Background Increased body mass index (BMI) has been associated with improved response to immune checkpoint inhibitors (ICIs) in multiple cancer types. We evaluated associations between BMI, ICI dosing strategy, and clinical outcomes. Methods We abstracted clinical data on patients with cancer treated with ICI, including age, sex, cancer type, BMI, ICI type, dosing strategy (weight-based or fixed), radiographic response, overall survival (OS), and progression-free survival (PFS). We compared clinical outcomes between low-BMI and high-BMI populations using Kaplan-Meier curves, Cox regressions, and Pearson product-moment correlation coefficients. Results A total of 297 patients were enrolled, of whom 40% were women and 59% were overweight (BMI≥25). Of these, 204 (69%) received fixed and 93 (31%) received weight-based ICI dosing. In the overall cohort, overweight BMI was associated with improved PFS (HR 0.69; 95% CI 0.51 to 0.94; p=0.02) and had a trend toward improved OS (HR 0.77; 95% CI 0.57 to 1.04; p=0.08). For both endpoints, improved outcomes in the overweight population were limited to patients who received weight-based ICI dosing (PFS HR 0.53; p=0.04 for weight-based; vs HR 0.79; p=0.2 for fixed dosing) (OS HR 0.56; p=0.03 for weight-based; vs HR 0.89; p=0.54 for fixed dosing). In multivariable analysis, BMI was not associated with PFS or OS. However, the interaction of BMI25 and weight-based dosing had a trend toward association with PFS (HR 0.53; 95% CI 0.26 to 1.10; p=0.09) and was associated with OS (HR 0.50; 95% CI 0.25 to 0.99; p=0.05). Patients with BMI25 tended to have better outcomes with fixed-dose compared with weight-based ICI, while patients with BMI≥25 tended to have better outcomes with weight-based ICI, although these differences did not achieve statistical significance. There was no association between radiographic response and BMI with fixed-dose ICI (p=0.97), but a near-significant trend with weight-based ICI (p=0.1). In subset analyses, the association between BMI, ICI dosing strategy, and clinical outcomes appeared limited to men. Conclusions The clinical benefit of ICI in high-BMI populations appears limited to individuals receiving weight-based ICI dosing. Further research into optimal ICI dosing strategies may be warranted.
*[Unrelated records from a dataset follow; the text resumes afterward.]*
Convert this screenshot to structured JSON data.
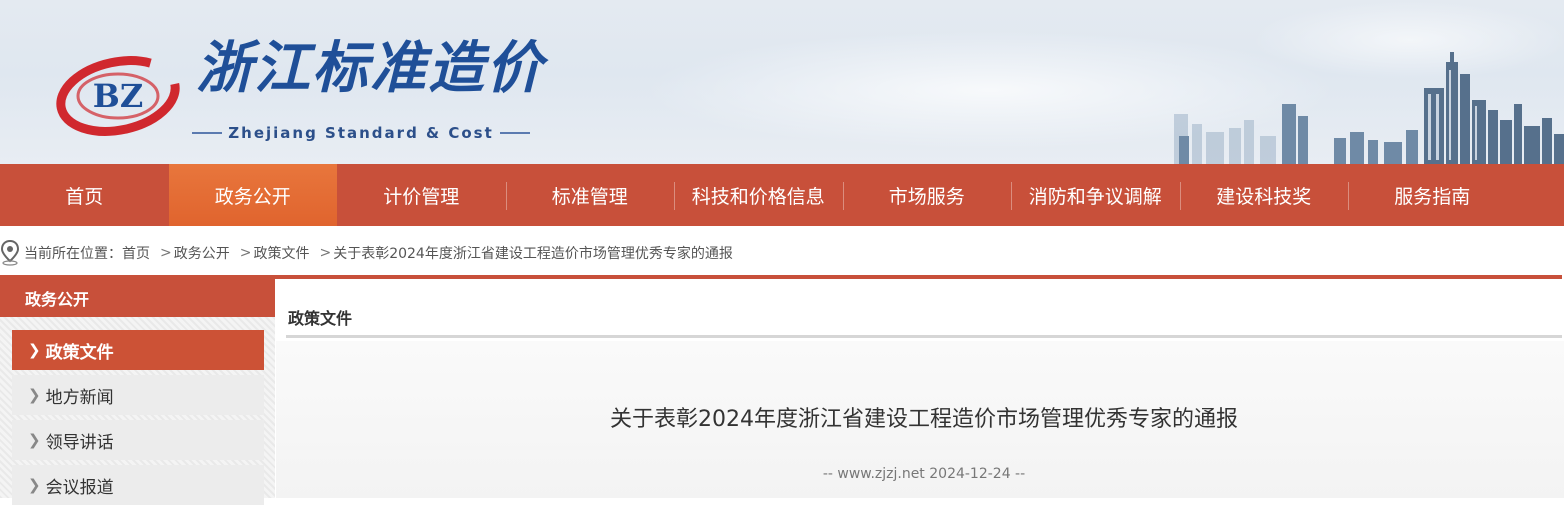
{
  "header": {
    "logo_badge": "BZ",
    "site_title": "浙江标准造价",
    "site_subtitle": "Zhejiang Standard & Cost"
  },
  "nav": {
    "items": [
      {
        "label": "首页"
      },
      {
        "label": "政务公开",
        "active": true
      },
      {
        "label": "计价管理"
      },
      {
        "label": "标准管理"
      },
      {
        "label": "科技和价格信息"
      },
      {
        "label": "市场服务"
      },
      {
        "label": "消防和争议调解"
      },
      {
        "label": "建设科技奖"
      },
      {
        "label": "服务指南"
      }
    ]
  },
  "breadcrumb": {
    "prefix": "当前所在位置：",
    "items": [
      "首页",
      "政务公开",
      "政策文件",
      "关于表彰2024年度浙江省建设工程造价市场管理优秀专家的通报"
    ],
    "separator": ">"
  },
  "sidebar": {
    "heading": "政务公开",
    "items": [
      {
        "label": "政策文件",
        "active": true
      },
      {
        "label": "地方新闻"
      },
      {
        "label": "领导讲话"
      },
      {
        "label": "会议报道"
      }
    ]
  },
  "content": {
    "section_title": "政策文件",
    "article_title": "关于表彰2024年度浙江省建设工程造价市场管理优秀专家的通报",
    "article_meta": "-- www.zjzj.net 2024-12-24 --"
  },
  "colors": {
    "nav_bg": "#c8503a",
    "nav_active": "#e36a32",
    "brand_blue": "#1f4f98",
    "logo_red": "#d0282e"
  },
  "icons": {
    "chevron": "chevron-right-icon",
    "location": "location-pin-icon"
  }
}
Original languageEnglish (US)
Article numbere002349
JournalJournal for ImmunoTherapy of Cancer
Issue number6
StatePublished - Jun 14 2021


  • Th1-Th2 balance
  • immunotherapy
  • obesity
  • programmed cell death 1 receptor
  • tumor
  • tumor microenvironment

ASJC Scopus subject areas

  • Immunology and Allergy
  • Immunology
  • Molecular Medicine
  • Oncology
  • Pharmacology
  • Cancer Research


Dive into the research topics of 'Association between body mass index, dosing strategy, and efficacy of immune checkpoint inhibitors'. Together they form a unique fingerprint.

Cite this